Afterwards, Tatyana took us to a Handicapped Children's Hospital where we met the director who we visted with about some rehabilitation equipment. They are funded by the government with medical equipment, but the government won't fund rehabilitation equipment. Director of the Handicapped Children's Hospital, Amangeldi Artekov, Roy and Anne Welling and Tatyana Ivanovana. We had visited this hospital once before and they remembered us and were appreciative that we came back to see if we could help them in any way. We hope to be able to do a project for them.

On the way back from Karaganda, we stopped in Osakaravka to see Svetlana and Ludmilla, two people who we have worked with before. We are hopeful that we can do another project for them, also.

We got back to Astana in the evening but felt that the day went well and we accomplished all we had set out to do. We were glad to be able to visit with these wonderful people again.

All last week we were trying to get a letter signed by the Minister of Health giving us permission to hold the NRT. Without this letter we cannot get pre-custom clearance to ship the equipment here. We will be working on that this week as well.

This little bus is called a "Marchuka" and they go all through the city streets. They cost a little more than the big buses but they go to more places.

This is our basic mode of transportation. We wait at the bus stop for a bus and then sometimes 4 or 5 show up at once!! There is no schedule; just show up and wait until the right one comes along!! But the buses come pretty regularly so we usually don't have to wait too long!!

We were able to stay up Saturday night late and listen to the first session of General Conference. We were also able to stay up on Sunday night to listen to the first session on Sunday. What wonderful counsel we have received this weekend!! We were able to download the first session and have Zhanna listen to it in Mongolian on Sunday morning.
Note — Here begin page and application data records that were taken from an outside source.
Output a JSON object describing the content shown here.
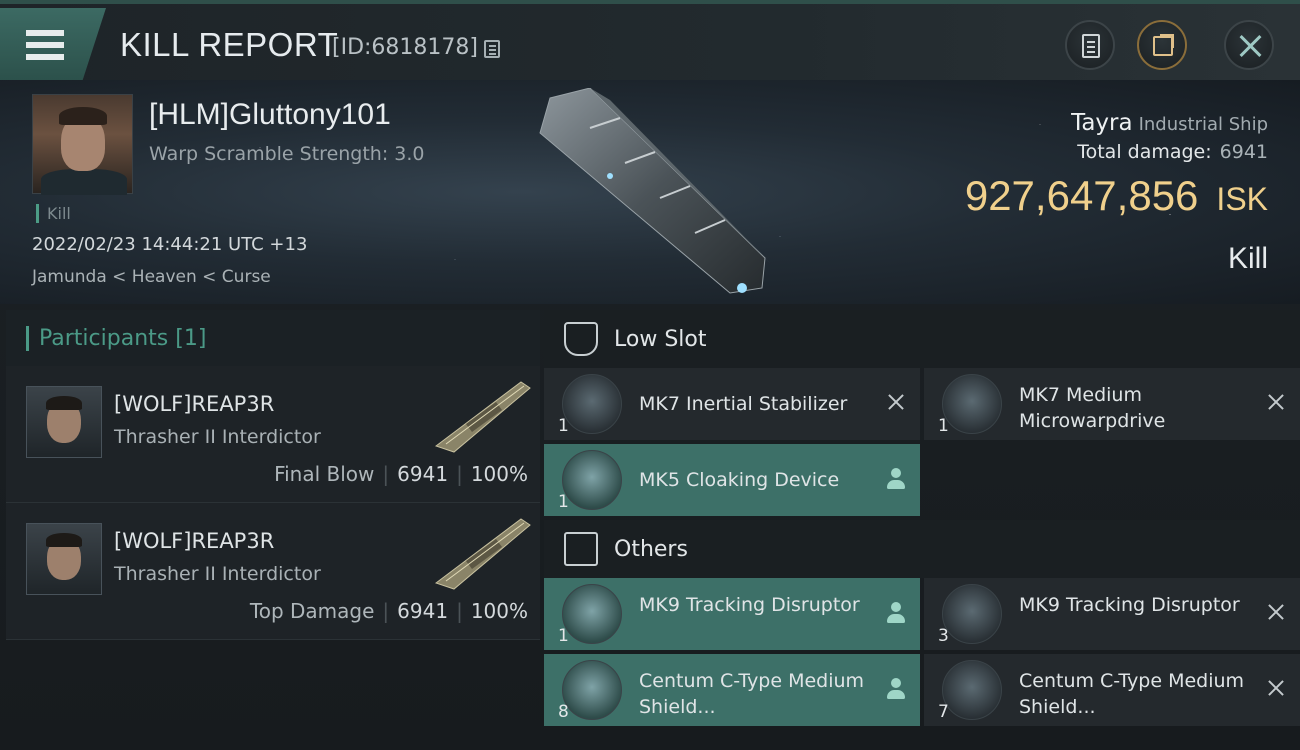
{
  "header": {
    "title": "KILL REPORT",
    "report_id": "[ID:6818178]"
  },
  "victim": {
    "name": "[HLM]Gluttony101",
    "subtitle": "Warp Scramble Strength: 3.0",
    "tag": "Kill",
    "datetime": "2022/02/23 14:44:21 UTC +13",
    "location": "Jamunda < Heaven < Curse"
  },
  "ship": {
    "name": "Tayra",
    "class": "Industrial Ship",
    "total_damage_label": "Total damage:",
    "total_damage": "6941",
    "isk_value": "927,647,856",
    "isk_unit": "ISK",
    "result": "Kill"
  },
  "participants": {
    "title": "Participants",
    "count": "[1]",
    "rows": [
      {
        "name": "[WOLF]REAP3R",
        "ship": "Thrasher II Interdictor",
        "label": "Final Blow",
        "damage": "6941",
        "percent": "100%"
      },
      {
        "name": "[WOLF]REAP3R",
        "ship": "Thrasher II Interdictor",
        "label": "Top Damage",
        "damage": "6941",
        "percent": "100%"
      }
    ]
  },
  "sections": {
    "low_slot": "Low Slot",
    "others": "Others"
  },
  "low_slot_items": [
    {
      "name": "MK7 Inertial Stabilizer",
      "qty": "1",
      "status": "destroyed"
    },
    {
      "name": "MK7 Medium Microwarpdrive",
      "qty": "1",
      "status": "destroyed"
    },
    {
      "name": "MK5 Cloaking Device",
      "qty": "1",
      "status": "dropped"
    }
  ],
  "other_items": [
    {
      "name": "MK9 Tracking Disruptor",
      "qty": "1",
      "status": "dropped"
    },
    {
      "name": "MK9 Tracking Disruptor",
      "qty": "3",
      "status": "destroyed"
    },
    {
      "name": "Centum C-Type Medium Shield...",
      "qty": "8",
      "status": "dropped"
    },
    {
      "name": "Centum C-Type Medium Shield...",
      "qty": "7",
      "status": "destroyed"
    }
  ],
  "colors": {
    "accent": "#3d7068",
    "isk": "#f0d08c",
    "participants_header": "#4b9a87"
  }
}
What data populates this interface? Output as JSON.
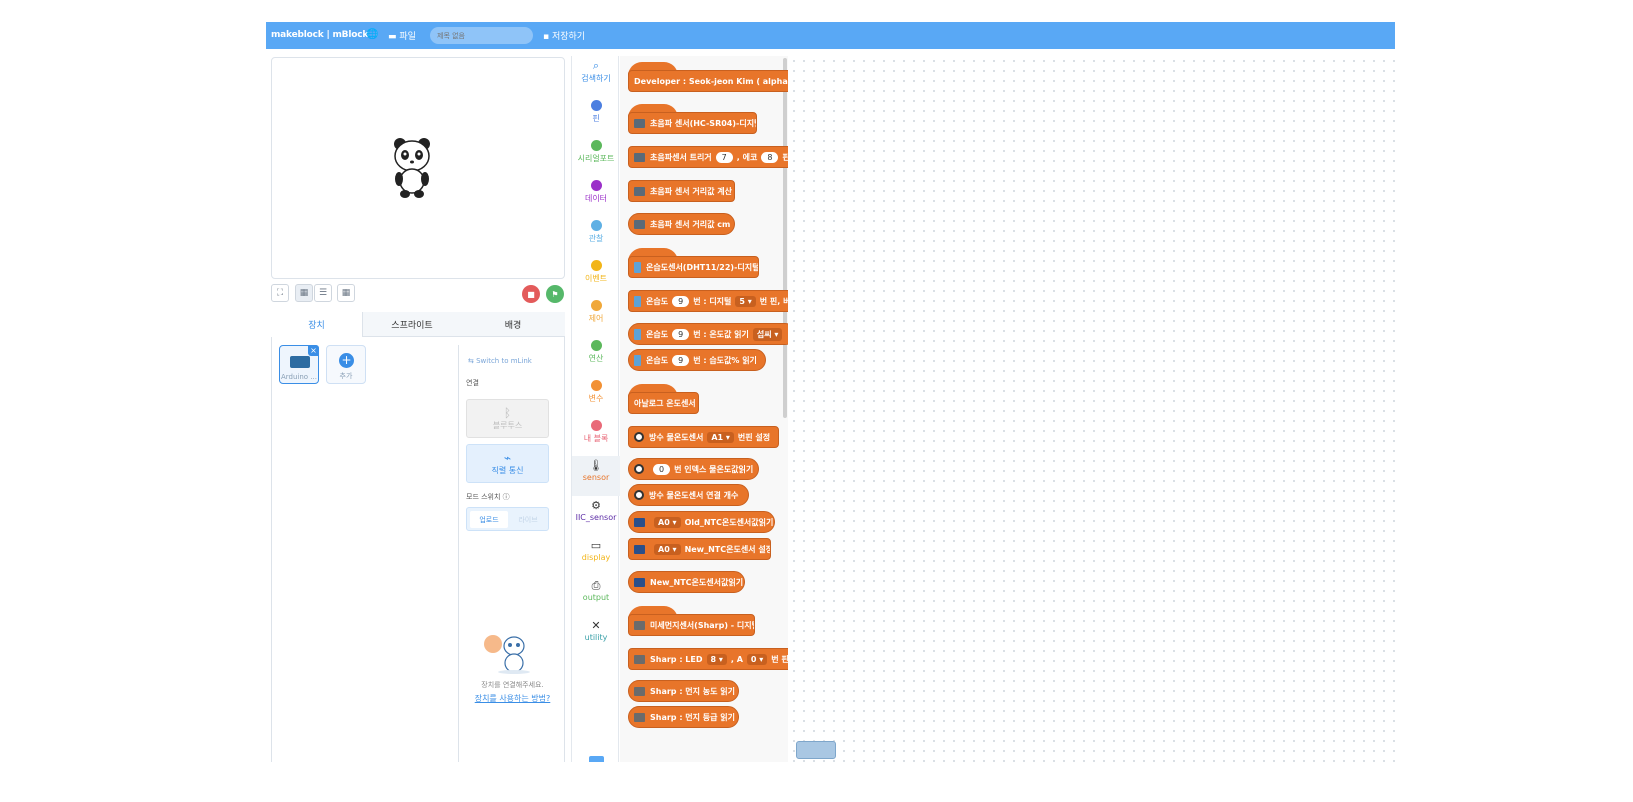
{
  "topbar": {
    "logo": "makeblock | mBlock",
    "globe_icon": "globe-icon",
    "file_label": "파일",
    "title_placeholder": "제목 없음",
    "save_label": "저장하기"
  },
  "stage": {
    "sprite_icon": "panda-sprite"
  },
  "tabs": {
    "device": "장치",
    "sprite": "스프라이트",
    "background": "배경"
  },
  "devices": {
    "arduino_label": "Arduino ...",
    "add_label": "추가"
  },
  "connection": {
    "switch_link": "⇆ Switch to mLink",
    "section_label": "연결",
    "bluetooth_label": "블루투스",
    "serial_label": "직렬 통신",
    "mode_label": "모드 스위치",
    "upload_label": "업로드",
    "live_label": "라이브",
    "help_text": "장치를 연결해주세요.",
    "help_link": "장치를 사용하는 방법?"
  },
  "categories": [
    {
      "label": "검색하기",
      "color": "#3a8ee6",
      "icon": "search-icon"
    },
    {
      "label": "핀",
      "color": "#4c7fe0"
    },
    {
      "label": "시리얼포트",
      "color": "#5cb85c"
    },
    {
      "label": "데이터",
      "color": "#9b30c9"
    },
    {
      "label": "관찰",
      "color": "#5fb0e4"
    },
    {
      "label": "이벤트",
      "color": "#f2b519"
    },
    {
      "label": "제어",
      "color": "#f0a83a"
    },
    {
      "label": "연산",
      "color": "#5cb85c"
    },
    {
      "label": "변수",
      "color": "#f29135"
    },
    {
      "label": "내 블록",
      "color": "#e96a79"
    },
    {
      "label": "sensor",
      "color": "#e8752a",
      "icon": "thermometer-icon"
    },
    {
      "label": "IIC_sensor",
      "color": "#5c2ca6",
      "icon": "gear-icon"
    },
    {
      "label": "display",
      "color": "#f2b519",
      "icon": "monitor-icon"
    },
    {
      "label": "output",
      "color": "#5cb85c",
      "icon": "printer-icon"
    },
    {
      "label": "utility",
      "color": "#3aa0a8",
      "icon": "tools-icon"
    }
  ],
  "blocks": {
    "b0": "Developer : Seok-jeon Kim ( alphaco@kakao.",
    "b1": "초음파 센서(HC-SR04)-디지털",
    "b2a": "초음파센서 트리거",
    "b2v1": "7",
    "b2b": ", 에코",
    "b2v2": "8",
    "b2c": "핀 설",
    "b3": "초음파 센서 거리값 계산",
    "b4": "초음파 센서 거리값 cm",
    "b5": "온습도센서(DHT11/22)-디지털",
    "b6a": "온습도",
    "b6v1": "9",
    "b6b": "번 : 디지털",
    "b6d": "5 ▾",
    "b6c": "번 핀, 버",
    "b7a": "온습도",
    "b7v1": "9",
    "b7b": "번 : 온도값 읽기",
    "b7d": "섭씨 ▾",
    "b8a": "온습도",
    "b8v1": "9",
    "b8b": "번 : 습도값% 읽기",
    "b9": "아날로그 온도센서",
    "b10a": "방수 물온도센서",
    "b10d": "A1 ▾",
    "b10b": "번핀 설정",
    "b11v": "0",
    "b11a": "번 인덱스 물온도값읽기",
    "b12": "방수 물온도센서 연결 개수",
    "b13d": "A0 ▾",
    "b13a": "Old_NTC온도센서값읽기",
    "b14d": "A0 ▾",
    "b14a": "New_NTC온도센서 설정",
    "b15": "New_NTC온도센서값읽기",
    "b16": "미세먼지센서(Sharp) - 디지털",
    "b17a": "Sharp : LED",
    "b17d1": "8 ▾",
    "b17b": ", A",
    "b17d2": "0 ▾",
    "b17c": "번 핀으로",
    "b18": "Sharp : 먼지 농도 읽기",
    "b19": "Sharp : 먼지 등급 읽기"
  },
  "colors": {
    "accent": "#59a8f5",
    "block": "#e8752a"
  }
}
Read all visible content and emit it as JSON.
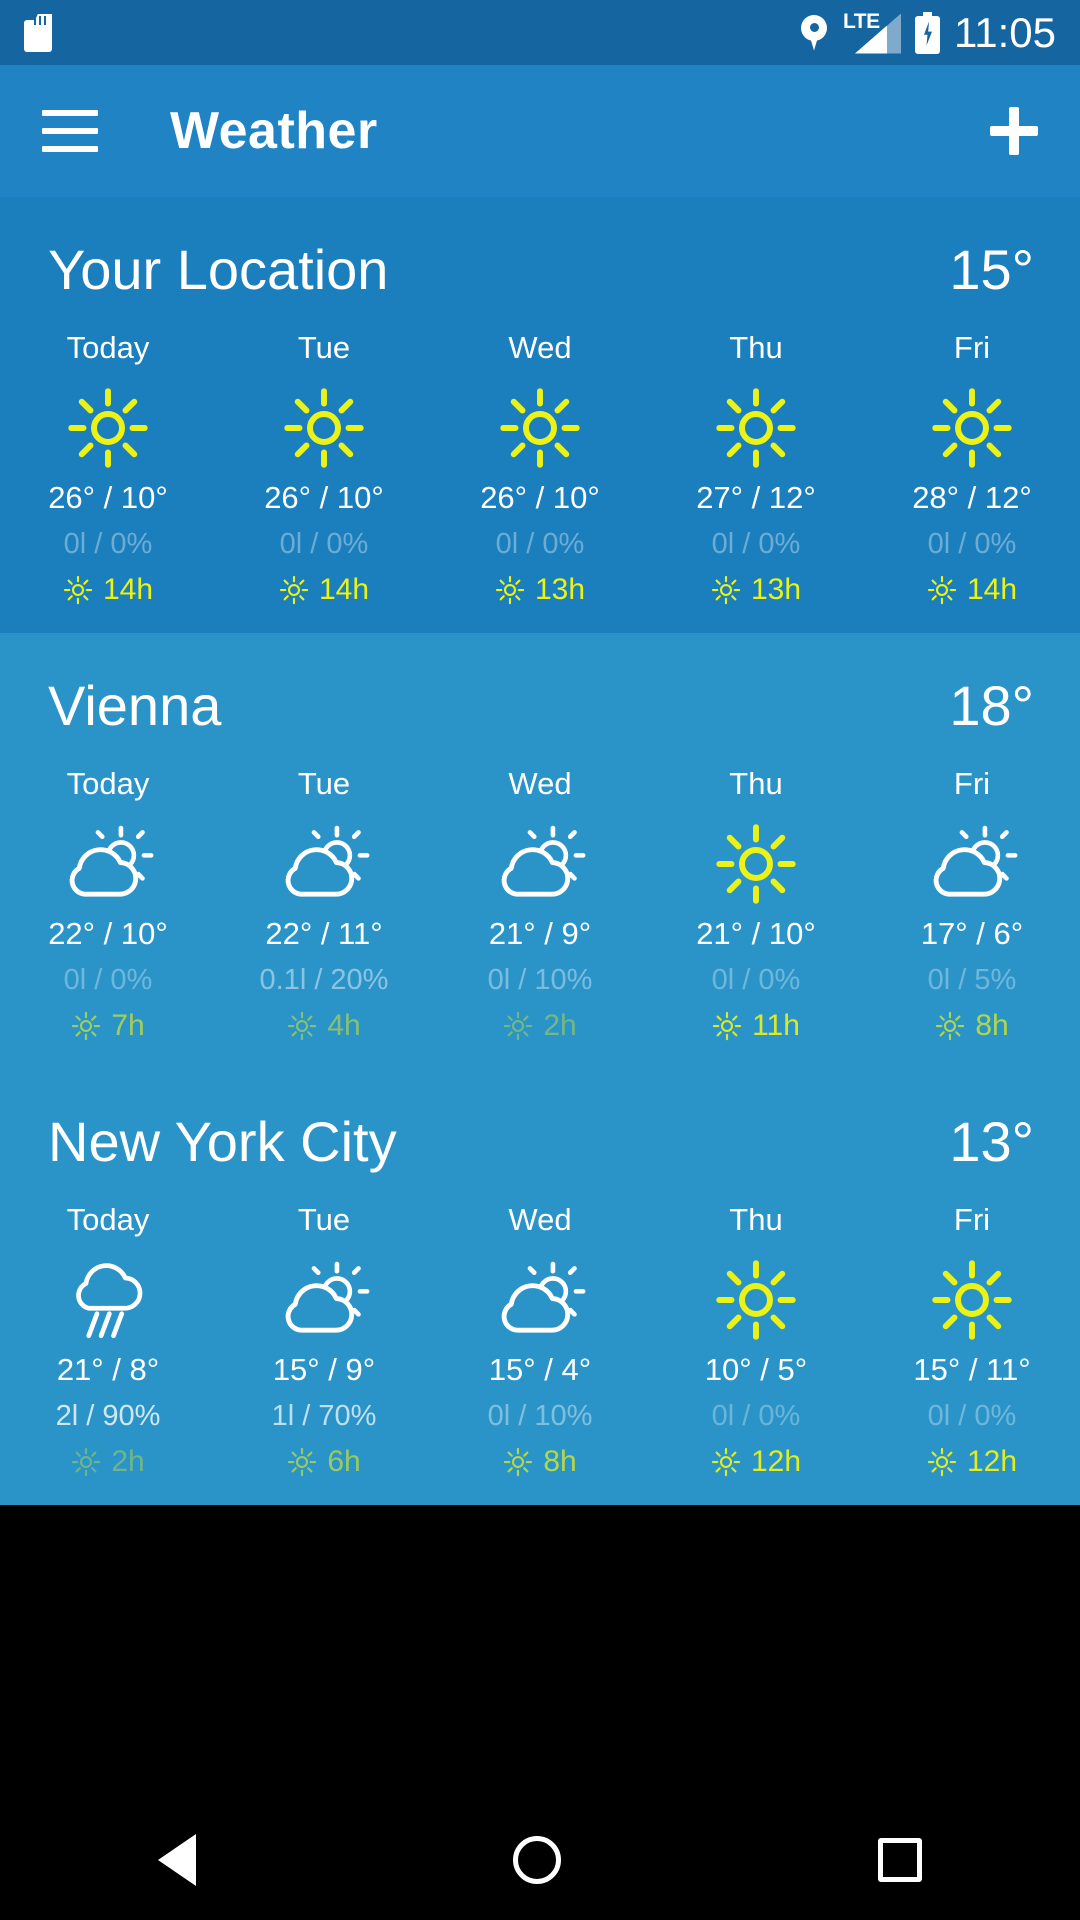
{
  "statusbar": {
    "time": "11:05",
    "network_label": "LTE",
    "icons": [
      "sd-card-icon",
      "location-pin-icon",
      "lte-signal-icon",
      "battery-charging-icon"
    ]
  },
  "appbar": {
    "title": "Weather",
    "menu_icon": "hamburger-menu-icon",
    "add_icon": "plus-icon"
  },
  "colors": {
    "status_bar": "#1565a0",
    "app_bar": "#1f83c4",
    "section_dark": "#1b7fbd",
    "section_light": "#2a94c9",
    "accent_sun": "#eaf218",
    "text": "#ffffff"
  },
  "sections": [
    {
      "name": "Your Location",
      "current_temp": "15°",
      "bg": "#1b7fbd",
      "days": [
        {
          "day": "Today",
          "icon": "sun-icon",
          "temps": "26° / 10°",
          "precip": "0l / 0%",
          "precip_opacity": 0.35,
          "sun": "14h",
          "sun_opacity": 1.0
        },
        {
          "day": "Tue",
          "icon": "sun-icon",
          "temps": "26° / 10°",
          "precip": "0l / 0%",
          "precip_opacity": 0.35,
          "sun": "14h",
          "sun_opacity": 1.0
        },
        {
          "day": "Wed",
          "icon": "sun-icon",
          "temps": "26° / 10°",
          "precip": "0l / 0%",
          "precip_opacity": 0.35,
          "sun": "13h",
          "sun_opacity": 1.0
        },
        {
          "day": "Thu",
          "icon": "sun-icon",
          "temps": "27° / 12°",
          "precip": "0l / 0%",
          "precip_opacity": 0.35,
          "sun": "13h",
          "sun_opacity": 1.0
        },
        {
          "day": "Fri",
          "icon": "sun-icon",
          "temps": "28° / 12°",
          "precip": "0l / 0%",
          "precip_opacity": 0.35,
          "sun": "14h",
          "sun_opacity": 1.0
        }
      ]
    },
    {
      "name": "Vienna",
      "current_temp": "18°",
      "bg": "#2a94c9",
      "days": [
        {
          "day": "Today",
          "icon": "partly-cloudy-icon",
          "temps": "22° / 10°",
          "precip": "0l / 0%",
          "precip_opacity": 0.32,
          "sun": "7h",
          "sun_opacity": 0.62
        },
        {
          "day": "Tue",
          "icon": "partly-cloudy-icon",
          "temps": "22° / 11°",
          "precip": "0.1l / 20%",
          "precip_opacity": 0.45,
          "sun": "4h",
          "sun_opacity": 0.48
        },
        {
          "day": "Wed",
          "icon": "partly-cloudy-icon",
          "temps": "21° / 9°",
          "precip": "0l / 10%",
          "precip_opacity": 0.38,
          "sun": "2h",
          "sun_opacity": 0.38
        },
        {
          "day": "Thu",
          "icon": "sun-icon",
          "temps": "21° / 10°",
          "precip": "0l / 0%",
          "precip_opacity": 0.32,
          "sun": "11h",
          "sun_opacity": 0.92
        },
        {
          "day": "Fri",
          "icon": "partly-cloudy-icon",
          "temps": "17° / 6°",
          "precip": "0l / 5%",
          "precip_opacity": 0.32,
          "sun": "8h",
          "sun_opacity": 0.7
        }
      ]
    },
    {
      "name": "New York City",
      "current_temp": "13°",
      "bg": "#2a94c9",
      "days": [
        {
          "day": "Today",
          "icon": "rain-icon",
          "temps": "21° / 8°",
          "precip": "2l / 90%",
          "precip_opacity": 0.78,
          "sun": "2h",
          "sun_opacity": 0.35
        },
        {
          "day": "Tue",
          "icon": "partly-cloudy-icon",
          "temps": "15° / 9°",
          "precip": "1l / 70%",
          "precip_opacity": 0.7,
          "sun": "6h",
          "sun_opacity": 0.58
        },
        {
          "day": "Wed",
          "icon": "partly-cloudy-icon",
          "temps": "15° / 4°",
          "precip": "0l / 10%",
          "precip_opacity": 0.4,
          "sun": "8h",
          "sun_opacity": 0.72
        },
        {
          "day": "Thu",
          "icon": "sun-icon",
          "temps": "10° / 5°",
          "precip": "0l / 0%",
          "precip_opacity": 0.3,
          "sun": "12h",
          "sun_opacity": 0.95
        },
        {
          "day": "Fri",
          "icon": "sun-icon",
          "temps": "15° / 11°",
          "precip": "0l / 0%",
          "precip_opacity": 0.32,
          "sun": "12h",
          "sun_opacity": 0.95
        }
      ]
    }
  ],
  "navbar": {
    "back": "back-nav-icon",
    "home": "home-nav-icon",
    "recents": "recents-nav-icon"
  }
}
She was thrilled!!

We hope you were all uplifted by the messages of the General Authorities and that your testimonies have been strengthened as ours have been.


Elder and Sister Welling